The content being unique and relevant attracts a lot of traffic. According to Ben Vooren, the online marketer at Bakker, the information pages attract a lot of new visitors every day who spend a considerable time going through the content.
Though a lot of visitors used to go to the information pages (which had gardening tips), they would leave soon after consuming the information. “While we were hoping that the visitors would engage with the website and buy from us, they generally left after consuming the relevant information,” Ben said.
The problem was clear. In spite of having a large number of visits to its information pages, Bakker was not able to encash those visits.
Here’s how one of the information pages looked like:
Since Ben wanted to increase the user engagement on his site, he came up with the idea to place commercially-focused banners on top of all the information pages of the website.
Before actually hard coding the change on the site, he wanted to check if this hypothesis would bring any positive results. For this, he set up a quick A/B test using Visual Website Optimizer.
The test was a pattern test. It was run on all the information pages of the website. The challenger had just one major change — two prominent banners were placed on the top. The first banner read “Top Deals” and it sent the visitors to Bakker’s top deals page where they could buy products at discounted rates. The second banner was for newsletter subscription.
The test was run for 12 days on 8,000 visitors. The primary goal was to get more people to the “Top Deals” section of the website (which consequently increased site engagement).
This is how the variation with the top banners looked:
The challenger won hands down with a 104.99% increase in visits to the ‘top deals page’ and a statistical significance of 99.99%.
The results not only made Ben happy, but also inspired him to test further. He is now planning to test the placement of the banners on the information pages.
1) Directing visitors towards a bargain
Ben decided to place two banners and he had a lot of choice as to what would go on those banners. One reason why ‘Top Deals’ page got so much attention is because generally incentives work.
When a visitor clicked on the ‘Top Deals’ banner, he was assured with the wordings on the banner that he would not be directed to a standard product page. Instead, he was tempted into finding out what were the best deals and products being offered on the website.
2) Prominent positioning of the banners
The banners were placed at the top of page and the ‘Top Deals’ message was on the right side. There was no way visitors could have missed that. Even research (read: F-shaped reading pattern) has shown that this placement gets a lot of attention while reading web-content.
Compare that to the usual placement of the ‘Top Deals’ link.
It was buried as a category under a drop down menu and required resolute intent on part of the visitor to be clicked.
3) Clearly defined path of engagement
The common phenomenon of visitors consuming the relevant information and leaving could be explained because the page was essentially missing any prominent call to action or navigation path.
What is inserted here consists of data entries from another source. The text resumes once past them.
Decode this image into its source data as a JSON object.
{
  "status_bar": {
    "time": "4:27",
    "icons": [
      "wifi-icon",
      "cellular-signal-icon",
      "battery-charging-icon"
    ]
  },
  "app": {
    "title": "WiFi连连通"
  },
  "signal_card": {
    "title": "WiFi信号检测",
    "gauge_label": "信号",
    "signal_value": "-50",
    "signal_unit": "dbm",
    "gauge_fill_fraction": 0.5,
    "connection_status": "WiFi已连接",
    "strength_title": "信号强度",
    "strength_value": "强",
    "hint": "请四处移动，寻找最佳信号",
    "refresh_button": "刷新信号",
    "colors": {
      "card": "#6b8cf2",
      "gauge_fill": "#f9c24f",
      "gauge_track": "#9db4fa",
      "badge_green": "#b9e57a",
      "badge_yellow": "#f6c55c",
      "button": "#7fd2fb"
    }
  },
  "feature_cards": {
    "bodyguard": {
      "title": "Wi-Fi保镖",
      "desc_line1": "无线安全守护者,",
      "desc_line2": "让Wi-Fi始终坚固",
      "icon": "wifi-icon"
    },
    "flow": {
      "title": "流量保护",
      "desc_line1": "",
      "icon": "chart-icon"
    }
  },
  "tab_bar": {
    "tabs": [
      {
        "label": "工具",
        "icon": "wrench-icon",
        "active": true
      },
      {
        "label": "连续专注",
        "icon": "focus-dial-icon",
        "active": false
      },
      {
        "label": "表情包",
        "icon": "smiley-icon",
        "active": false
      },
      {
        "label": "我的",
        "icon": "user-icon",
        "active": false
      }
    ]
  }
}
Adding the banners gave the visitors an opportunity to engage further.
A parting note
Albert Einstein once said, “If I had an hour to solve a problem, I’d spend 55 minutes thinking about the problem and 5 minutes thinking about solutions.” But website optimization wasn’t heard of back then.
Or else, this quote would have read, “If I had an hour to solve a problem, I’d spend 52 minutes thinking about the problem, 5 minutes thinking about solutions and 3 minutes (or may be even less) to A/B test it.”
Did someone just say using Visual Website Optimizer?